→ **PROBLEM**:
Select every line containing the word "Softwarewebseite" from the material, and copy those lines.

→ **DATA IN THIS EXERCISE**:
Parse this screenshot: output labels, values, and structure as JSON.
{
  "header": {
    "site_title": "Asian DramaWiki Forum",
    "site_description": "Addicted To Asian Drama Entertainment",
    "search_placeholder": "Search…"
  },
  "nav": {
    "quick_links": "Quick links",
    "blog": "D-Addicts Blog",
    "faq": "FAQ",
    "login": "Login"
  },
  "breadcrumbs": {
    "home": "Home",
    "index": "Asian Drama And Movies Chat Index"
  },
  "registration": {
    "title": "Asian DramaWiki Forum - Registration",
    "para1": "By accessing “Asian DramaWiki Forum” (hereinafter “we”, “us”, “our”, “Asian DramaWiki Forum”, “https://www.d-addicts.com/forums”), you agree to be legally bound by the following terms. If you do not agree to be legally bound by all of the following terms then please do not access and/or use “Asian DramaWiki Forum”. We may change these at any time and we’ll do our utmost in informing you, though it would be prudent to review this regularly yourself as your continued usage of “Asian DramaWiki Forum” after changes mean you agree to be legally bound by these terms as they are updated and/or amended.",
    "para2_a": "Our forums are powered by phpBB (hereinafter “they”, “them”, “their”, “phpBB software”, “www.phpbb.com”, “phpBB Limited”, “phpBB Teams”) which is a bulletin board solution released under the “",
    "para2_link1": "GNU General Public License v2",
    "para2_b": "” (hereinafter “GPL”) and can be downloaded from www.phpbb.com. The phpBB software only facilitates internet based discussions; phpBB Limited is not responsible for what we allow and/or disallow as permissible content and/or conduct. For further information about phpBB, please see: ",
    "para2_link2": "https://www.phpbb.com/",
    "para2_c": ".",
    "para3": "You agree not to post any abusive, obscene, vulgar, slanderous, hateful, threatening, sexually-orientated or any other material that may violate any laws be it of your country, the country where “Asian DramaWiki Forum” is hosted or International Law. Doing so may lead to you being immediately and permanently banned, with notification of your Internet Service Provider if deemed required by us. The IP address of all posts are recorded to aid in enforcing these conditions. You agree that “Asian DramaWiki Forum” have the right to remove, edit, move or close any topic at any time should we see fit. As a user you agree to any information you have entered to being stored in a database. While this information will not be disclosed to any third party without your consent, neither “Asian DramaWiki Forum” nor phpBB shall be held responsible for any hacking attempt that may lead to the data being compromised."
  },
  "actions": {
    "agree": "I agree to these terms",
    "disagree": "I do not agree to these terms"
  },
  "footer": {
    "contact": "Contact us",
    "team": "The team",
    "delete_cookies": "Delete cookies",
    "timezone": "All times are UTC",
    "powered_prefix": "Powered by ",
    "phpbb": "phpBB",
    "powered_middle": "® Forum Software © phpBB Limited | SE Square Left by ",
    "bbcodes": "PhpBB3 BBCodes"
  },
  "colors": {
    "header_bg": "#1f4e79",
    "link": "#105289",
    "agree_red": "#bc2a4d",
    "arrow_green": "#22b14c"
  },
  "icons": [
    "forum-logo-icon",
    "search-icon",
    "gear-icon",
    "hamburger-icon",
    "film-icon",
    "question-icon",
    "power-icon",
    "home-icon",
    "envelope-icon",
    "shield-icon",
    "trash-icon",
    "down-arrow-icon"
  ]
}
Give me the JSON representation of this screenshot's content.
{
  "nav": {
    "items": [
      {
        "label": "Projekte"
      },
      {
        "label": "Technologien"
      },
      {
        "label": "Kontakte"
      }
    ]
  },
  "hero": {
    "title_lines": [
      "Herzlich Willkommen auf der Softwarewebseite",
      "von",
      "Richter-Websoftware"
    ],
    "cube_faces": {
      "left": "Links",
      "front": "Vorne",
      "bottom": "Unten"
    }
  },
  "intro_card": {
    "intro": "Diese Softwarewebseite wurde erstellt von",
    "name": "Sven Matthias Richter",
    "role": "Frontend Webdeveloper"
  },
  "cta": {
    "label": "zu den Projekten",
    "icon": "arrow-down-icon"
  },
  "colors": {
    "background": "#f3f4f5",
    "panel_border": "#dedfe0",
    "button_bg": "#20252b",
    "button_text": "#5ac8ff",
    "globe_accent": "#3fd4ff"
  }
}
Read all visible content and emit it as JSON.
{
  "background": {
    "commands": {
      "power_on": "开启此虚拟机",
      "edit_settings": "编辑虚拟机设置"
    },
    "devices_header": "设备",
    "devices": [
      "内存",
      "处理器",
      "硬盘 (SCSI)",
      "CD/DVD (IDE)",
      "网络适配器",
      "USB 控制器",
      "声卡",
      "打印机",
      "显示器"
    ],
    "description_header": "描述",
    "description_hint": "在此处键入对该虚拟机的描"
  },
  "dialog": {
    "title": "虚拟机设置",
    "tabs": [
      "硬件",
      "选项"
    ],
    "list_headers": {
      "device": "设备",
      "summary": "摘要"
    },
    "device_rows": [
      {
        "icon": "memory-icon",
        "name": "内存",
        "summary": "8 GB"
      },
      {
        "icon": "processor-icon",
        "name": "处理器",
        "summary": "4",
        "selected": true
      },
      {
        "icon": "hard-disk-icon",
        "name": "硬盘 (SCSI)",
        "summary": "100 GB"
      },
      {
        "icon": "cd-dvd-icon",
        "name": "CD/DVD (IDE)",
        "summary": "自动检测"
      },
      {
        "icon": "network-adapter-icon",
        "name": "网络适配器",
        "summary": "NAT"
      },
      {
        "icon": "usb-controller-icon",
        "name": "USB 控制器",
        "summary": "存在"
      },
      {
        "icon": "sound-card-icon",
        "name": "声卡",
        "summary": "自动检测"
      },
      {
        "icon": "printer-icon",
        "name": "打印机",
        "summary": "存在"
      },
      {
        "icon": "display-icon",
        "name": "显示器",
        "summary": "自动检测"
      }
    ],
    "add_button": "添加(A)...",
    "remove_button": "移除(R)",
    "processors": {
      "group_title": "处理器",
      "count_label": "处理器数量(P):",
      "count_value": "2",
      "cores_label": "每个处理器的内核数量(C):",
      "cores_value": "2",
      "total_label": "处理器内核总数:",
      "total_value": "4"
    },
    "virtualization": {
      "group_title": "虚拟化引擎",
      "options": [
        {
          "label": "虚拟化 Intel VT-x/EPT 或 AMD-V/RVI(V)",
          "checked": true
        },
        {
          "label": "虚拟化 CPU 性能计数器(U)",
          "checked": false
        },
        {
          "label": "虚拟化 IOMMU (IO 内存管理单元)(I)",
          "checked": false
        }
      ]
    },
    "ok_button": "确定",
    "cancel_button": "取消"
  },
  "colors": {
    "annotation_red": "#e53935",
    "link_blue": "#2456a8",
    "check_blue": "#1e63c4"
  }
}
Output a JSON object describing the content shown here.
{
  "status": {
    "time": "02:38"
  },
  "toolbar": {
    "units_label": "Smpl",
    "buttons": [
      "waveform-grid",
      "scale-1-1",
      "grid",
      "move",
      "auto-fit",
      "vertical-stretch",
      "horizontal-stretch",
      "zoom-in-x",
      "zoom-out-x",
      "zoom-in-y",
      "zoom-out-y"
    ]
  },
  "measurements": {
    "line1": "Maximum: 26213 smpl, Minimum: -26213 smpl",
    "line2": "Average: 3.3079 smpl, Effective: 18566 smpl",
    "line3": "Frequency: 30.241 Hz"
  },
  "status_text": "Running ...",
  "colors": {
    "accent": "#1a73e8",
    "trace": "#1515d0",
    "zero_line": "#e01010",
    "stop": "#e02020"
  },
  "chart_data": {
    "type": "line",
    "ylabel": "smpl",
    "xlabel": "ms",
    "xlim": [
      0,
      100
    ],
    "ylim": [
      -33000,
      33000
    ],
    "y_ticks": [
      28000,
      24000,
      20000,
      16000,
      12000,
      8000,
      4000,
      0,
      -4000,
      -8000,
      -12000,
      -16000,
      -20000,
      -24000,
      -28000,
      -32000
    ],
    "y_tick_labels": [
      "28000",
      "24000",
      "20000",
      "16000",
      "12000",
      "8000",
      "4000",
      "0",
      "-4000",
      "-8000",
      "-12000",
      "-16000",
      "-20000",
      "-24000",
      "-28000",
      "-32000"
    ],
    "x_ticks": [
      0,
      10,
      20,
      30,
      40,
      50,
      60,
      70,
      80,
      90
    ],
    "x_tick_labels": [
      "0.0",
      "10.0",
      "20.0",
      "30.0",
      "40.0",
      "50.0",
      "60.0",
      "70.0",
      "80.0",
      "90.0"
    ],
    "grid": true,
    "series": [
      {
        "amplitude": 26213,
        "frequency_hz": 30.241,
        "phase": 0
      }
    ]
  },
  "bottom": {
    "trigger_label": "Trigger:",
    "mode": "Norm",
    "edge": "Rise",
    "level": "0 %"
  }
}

→ **FINISHED EXERCISE**:
      "Herzlich Willkommen auf der Softwarewebseite",
    "intro": "Diese Softwarewebseite wurde erstellt von",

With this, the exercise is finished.